Top U.S. oilfield services provider Halliburton Co. said March 17 it will furlough about 3,500 employees in Houston for 60 days as shale producers slash spending amid falling oil prices.
The affected staff will alternate working one-week on and one-week off during the two-month period. While they will keep their benefits during the furlough, workers will not be paid for the weeks not at work, a spokeswoman said.
U.S. shale producers this month cut between 25% and 50% of planned spending as falling demand from coronavirus and a price war between Saudi Arabia and Russia threw the market into a tailspin. U.S. oil prices are down more than 50% this year to about $26 a barrel, from $61 a barrel in December.
Smaller companies that provide equipment and drilling services to oil producers have been hard-hit by the downturn. Directional driller Payzone Directional Services this week disclosed it would halt operations.

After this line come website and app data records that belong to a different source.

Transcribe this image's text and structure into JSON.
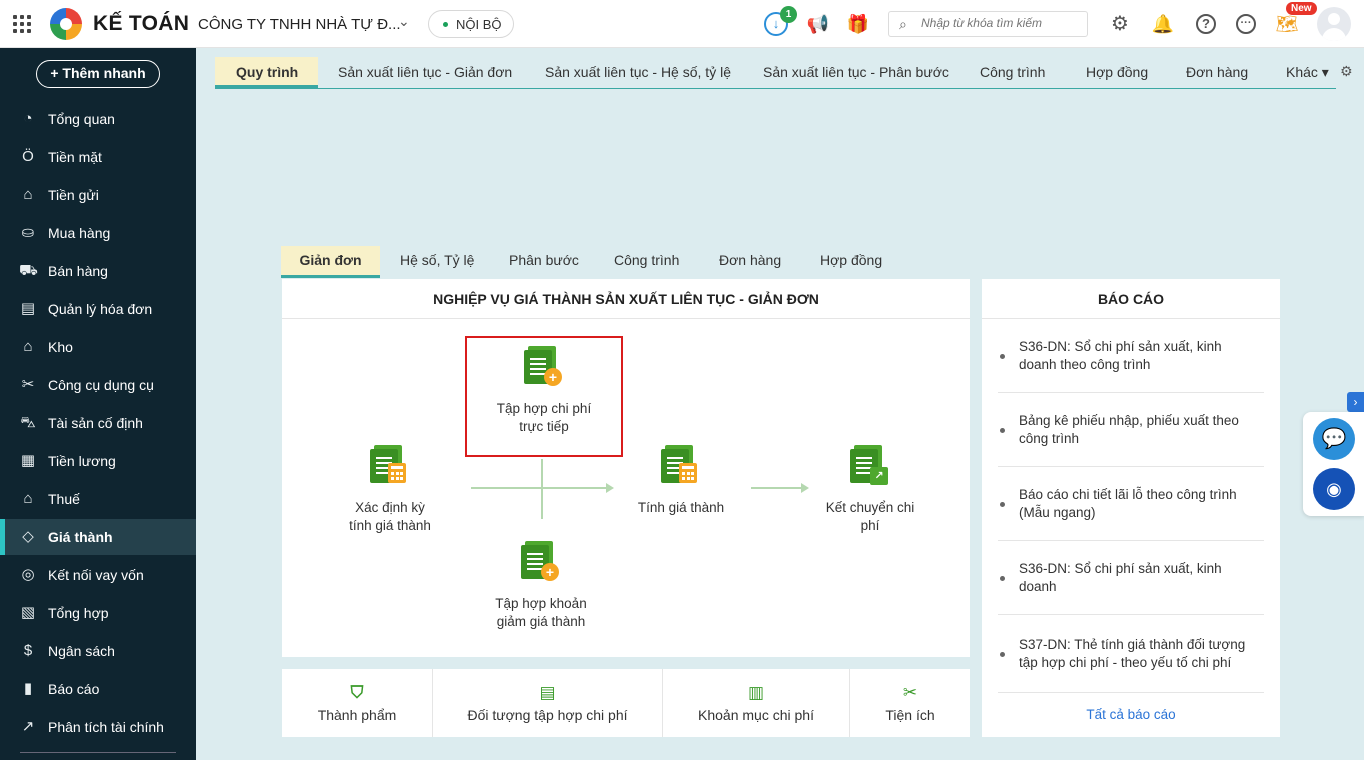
{
  "header": {
    "app_title": "KẾ TOÁN",
    "company": "CÔNG TY TNHH NHÀ TỰ Đ...",
    "scope": "NỘI BỘ",
    "download_badge": "1",
    "search_placeholder": "Nhập từ khóa tìm kiếm",
    "new_badge": "New",
    "icons": [
      "apps-grid-icon",
      "download-icon",
      "megaphone-icon",
      "gift-icon",
      "search-icon",
      "gear-icon",
      "bell-icon",
      "help-icon",
      "more-icon",
      "map-icon",
      "avatar"
    ]
  },
  "sidebar": {
    "quick_add": "+ Thêm nhanh",
    "items": [
      {
        "label": "Tổng quan",
        "icon": "◔"
      },
      {
        "label": "Tiền mặt",
        "icon": "Ö"
      },
      {
        "label": "Tiền gửi",
        "icon": "⌂"
      },
      {
        "label": "Mua hàng",
        "icon": "⛀"
      },
      {
        "label": "Bán hàng",
        "icon": "⛟"
      },
      {
        "label": "Quản lý hóa đơn",
        "icon": "▤"
      },
      {
        "label": "Kho",
        "icon": "⌂"
      },
      {
        "label": "Công cụ dụng cụ",
        "icon": "✂"
      },
      {
        "label": "Tài sản cố định",
        "icon": "⛍"
      },
      {
        "label": "Tiền lương",
        "icon": "▦"
      },
      {
        "label": "Thuế",
        "icon": "⌂"
      },
      {
        "label": "Giá thành",
        "icon": "◇"
      },
      {
        "label": "Kết nối vay vốn",
        "icon": "◎"
      },
      {
        "label": "Tổng hợp",
        "icon": "▧"
      },
      {
        "label": "Ngân sách",
        "icon": "$"
      },
      {
        "label": "Báo cáo",
        "icon": "▮"
      },
      {
        "label": "Phân tích tài chính",
        "icon": "↗"
      }
    ],
    "active_item": "Giá thành"
  },
  "main_tabs": {
    "items": [
      "Quy trình",
      "Sản xuất liên tục - Giản đơn",
      "Sản xuất liên tục - Hệ số, tỷ lệ",
      "Sản xuất liên tục - Phân bước",
      "Công trình",
      "Hợp đồng",
      "Đơn hàng",
      "Khác ▾"
    ],
    "active": "Quy trình"
  },
  "sub_tabs": {
    "items": [
      "Giản đơn",
      "Hệ số, Tỷ lệ",
      "Phân bước",
      "Công trình",
      "Đơn hàng",
      "Hợp đồng"
    ],
    "active": "Giản đơn"
  },
  "process": {
    "title": "NGHIỆP VỤ GIÁ THÀNH SẢN XUẤT LIÊN TỤC - GIẢN ĐƠN",
    "nodes": {
      "period": "Xác định kỳ\ntính giá thành",
      "direct_cost": "Tập hợp chi phí\ntrực tiếp",
      "reduction": "Tập hợp khoản\ngiảm giá thành",
      "calculate": "Tính giá thành",
      "transfer": "Kết chuyển chi\nphí"
    }
  },
  "utilities": [
    "Thành phẩm",
    "Đối tượng tập hợp chi phí",
    "Khoản mục chi phí",
    "Tiện ích"
  ],
  "reports": {
    "title": "BÁO CÁO",
    "items": [
      "S36-DN: Sổ chi phí sản xuất, kinh doanh theo công trình",
      "Bảng kê phiếu nhập, phiếu xuất theo công trình",
      "Báo cáo chi tiết lãi lỗ theo công trình (Mẫu ngang)",
      "S36-DN: Sổ chi phí sản xuất, kinh doanh",
      "S37-DN: Thẻ tính giá thành đối tượng tập hợp chi phí - theo yếu tố chi phí"
    ],
    "all_link": "Tất cả báo cáo"
  },
  "colors": {
    "sidebar_bg": "#0f2530",
    "accent_teal": "#3aa8a3",
    "active_tab_bg": "#f8f1c9",
    "highlight_red": "#d91c1c",
    "icon_green": "#3a9a2a"
  }
}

Liberty Oilfield Services Inc., another Denver-based oilfield firm, last week said its executives would take a 20% pay cut.
"We believe moving to this schedule will allow us to best manage costs and provide full benefits to our employees during this difficult market," Halliburton spokeswoman Emily Mir said in a statement.
Halliburton, the largest provider of hydraulic fracturing services in the U.S., has about 30% of the pressure pumping market share, according to consultancy Primary Vision.
The Houston, Texas-based company's stock has fallen around 70% in the past four weeks, to $6.14. The firm already took a series of aggressive cost-cutting measures last year due to flat oil prices and slowing producer spending, including multiple rounds of job cuts and idling equipment.
EOG Resources said it started to restore curtailed production in June as oil prices recovered from their April lows, and it expects nearly all shut-in wells to begin production before the third quarter ends.
Excluding items, Marathon Oil posted a loss of 60 cents per share, smaller than analysts' estimate of 63 cents per share, according to Refinitiv IBES, while Parsley Energy posted a surprise profit.
Continental Resources, which shut 70% of its oil output when prices and fuel demand collapsed, said U.S. production growth will stay moderate unless oil reaches $50-$60/bbl.